__WORK INSTRUCTIONS__
Your job is to copy every record exactly.

__AVAILABLE DATA__
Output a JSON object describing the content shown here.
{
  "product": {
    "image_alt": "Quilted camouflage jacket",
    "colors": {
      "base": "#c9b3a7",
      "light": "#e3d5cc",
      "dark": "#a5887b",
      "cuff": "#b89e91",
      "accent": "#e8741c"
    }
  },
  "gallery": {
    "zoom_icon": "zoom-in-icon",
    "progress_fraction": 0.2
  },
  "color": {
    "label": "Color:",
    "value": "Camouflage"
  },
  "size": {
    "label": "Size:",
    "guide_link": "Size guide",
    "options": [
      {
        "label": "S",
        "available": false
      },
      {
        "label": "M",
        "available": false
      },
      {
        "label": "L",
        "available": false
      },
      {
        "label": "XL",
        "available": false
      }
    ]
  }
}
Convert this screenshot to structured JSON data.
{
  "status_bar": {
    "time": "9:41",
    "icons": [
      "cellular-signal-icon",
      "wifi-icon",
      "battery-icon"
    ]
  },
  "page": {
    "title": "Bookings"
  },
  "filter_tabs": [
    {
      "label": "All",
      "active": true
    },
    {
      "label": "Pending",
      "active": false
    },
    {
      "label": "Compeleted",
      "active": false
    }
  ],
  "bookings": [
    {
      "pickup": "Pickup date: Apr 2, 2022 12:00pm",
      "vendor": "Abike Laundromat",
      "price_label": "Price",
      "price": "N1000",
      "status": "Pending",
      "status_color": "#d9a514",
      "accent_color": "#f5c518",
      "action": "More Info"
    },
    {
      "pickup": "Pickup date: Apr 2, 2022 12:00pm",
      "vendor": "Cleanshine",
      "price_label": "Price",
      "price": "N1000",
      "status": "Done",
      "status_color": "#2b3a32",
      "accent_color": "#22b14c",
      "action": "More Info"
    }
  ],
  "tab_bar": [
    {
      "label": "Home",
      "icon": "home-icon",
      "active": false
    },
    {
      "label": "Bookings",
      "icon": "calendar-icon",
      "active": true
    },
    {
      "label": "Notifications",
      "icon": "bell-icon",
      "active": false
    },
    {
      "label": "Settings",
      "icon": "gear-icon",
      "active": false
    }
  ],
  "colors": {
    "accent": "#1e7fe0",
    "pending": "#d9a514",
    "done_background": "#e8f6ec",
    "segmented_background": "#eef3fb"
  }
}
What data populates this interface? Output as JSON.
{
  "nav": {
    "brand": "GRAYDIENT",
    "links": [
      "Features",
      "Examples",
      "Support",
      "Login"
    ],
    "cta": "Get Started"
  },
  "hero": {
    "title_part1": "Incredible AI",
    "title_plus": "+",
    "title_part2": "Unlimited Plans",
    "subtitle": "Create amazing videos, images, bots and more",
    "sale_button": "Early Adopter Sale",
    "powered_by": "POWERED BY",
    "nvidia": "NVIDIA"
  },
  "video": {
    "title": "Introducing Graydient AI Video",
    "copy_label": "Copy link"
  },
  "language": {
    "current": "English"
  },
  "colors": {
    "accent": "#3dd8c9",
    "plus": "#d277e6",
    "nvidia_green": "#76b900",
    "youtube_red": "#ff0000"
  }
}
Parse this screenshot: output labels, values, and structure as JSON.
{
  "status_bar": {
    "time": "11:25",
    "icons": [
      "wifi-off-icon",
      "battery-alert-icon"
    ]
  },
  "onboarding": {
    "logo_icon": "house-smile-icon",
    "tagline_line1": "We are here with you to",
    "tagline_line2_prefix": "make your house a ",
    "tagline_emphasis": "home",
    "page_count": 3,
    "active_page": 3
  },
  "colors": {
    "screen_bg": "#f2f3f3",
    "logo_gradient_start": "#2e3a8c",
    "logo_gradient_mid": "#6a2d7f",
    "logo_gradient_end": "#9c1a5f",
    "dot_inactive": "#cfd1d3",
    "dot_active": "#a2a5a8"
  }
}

__SOLUTION TO THIS EXERCISE__
Output a JSON object describing the content shown here.
{
  "product": {
    "image_alt": "Quilted camouflage jacket",
    "colors": {
      "base": "#c9b3a7",
      "light": "#e3d5cc",
      "dark": "#a5887b",
      "cuff": "#b89e91",
      "accent": "#e8741c"
    }
  },
  "gallery": {
    "zoom_icon": "zoom-in-icon",
    "progress_fraction": 0.2
  },
  "color": {
    "label": "Color:",
    "value": "Camouflage"
  },
  "size": {
    "label": "Size:",
    "guide_link": "Size guide",
    "options": [
      {
        "label": "S",
        "available": false
      },
      {
        "label": "M",
        "available": false
      },
      {
        "label": "L",
        "available": false
      },
      {
        "label": "XL",
        "available": false
      }
    ]
  }
}
Convert this screenshot to structured JSON data.
{
  "status_bar": {
    "time": "9:41",
    "icons": [
      "cellular-signal-icon",
      "wifi-icon",
      "battery-icon"
    ]
  },
  "page": {
    "title": "Bookings"
  },
  "filter_tabs": [
    {
      "label": "All",
      "active": true
    },
    {
      "label": "Pending",
      "active": false
    },
    {
      "label": "Compeleted",
      "active": false
    }
  ],
  "bookings": [
    {
      "pickup": "Pickup date: Apr 2, 2022 12:00pm",
      "vendor": "Abike Laundromat",
      "price_label": "Price",
      "price": "N1000",
      "status": "Pending",
      "status_color": "#d9a514",
      "accent_color": "#f5c518",
      "action": "More Info"
    },
    {
      "pickup": "Pickup date: Apr 2, 2022 12:00pm",
      "vendor": "Cleanshine",
      "price_label": "Price",
      "price": "N1000",
      "status": "Done",
      "status_color": "#2b3a32",
      "accent_color": "#22b14c",
      "action": "More Info"
    }
  ],
  "tab_bar": [
    {
      "label": "Home",
      "icon": "home-icon",
      "active": false
    },
    {
      "label": "Bookings",
      "icon": "calendar-icon",
      "active": true
    },
    {
      "label": "Notifications",
      "icon": "bell-icon",
      "active": false
    },
    {
      "label": "Settings",
      "icon": "gear-icon",
      "active": false
    }
  ],
  "colors": {
    "accent": "#1e7fe0",
    "pending": "#d9a514",
    "done_background": "#e8f6ec",
    "segmented_background": "#eef3fb"
  }
}
What data populates this interface? Output as JSON.
{
  "nav": {
    "brand": "GRAYDIENT",
    "links": [
      "Features",
      "Examples",
      "Support",
      "Login"
    ],
    "cta": "Get Started"
  },
  "hero": {
    "title_part1": "Incredible AI",
    "title_plus": "+",
    "title_part2": "Unlimited Plans",
    "subtitle": "Create amazing videos, images, bots and more",
    "sale_button": "Early Adopter Sale",
    "powered_by": "POWERED BY",
    "nvidia": "NVIDIA"
  },
  "video": {
    "title": "Introducing Graydient AI Video",
    "copy_label": "Copy link"
  },
  "language": {
    "current": "English"
  },
  "colors": {
    "accent": "#3dd8c9",
    "plus": "#d277e6",
    "nvidia_green": "#76b900",
    "youtube_red": "#ff0000"
  }
}
Parse this screenshot: output labels, values, and structure as JSON.
{
  "status_bar": {
    "time": "11:25",
    "icons": [
      "wifi-off-icon",
      "battery-alert-icon"
    ]
  },
  "onboarding": {
    "logo_icon": "house-smile-icon",
    "tagline_line1": "We are here with you to",
    "tagline_line2_prefix": "make your house a ",
    "tagline_emphasis": "home",
    "page_count": 3,
    "active_page": 3
  },
  "colors": {
    "screen_bg": "#f2f3f3",
    "logo_gradient_start": "#2e3a8c",
    "logo_gradient_mid": "#6a2d7f",
    "logo_gradient_end": "#9c1a5f",
    "dot_inactive": "#cfd1d3",
    "dot_active": "#a2a5a8"
  }
}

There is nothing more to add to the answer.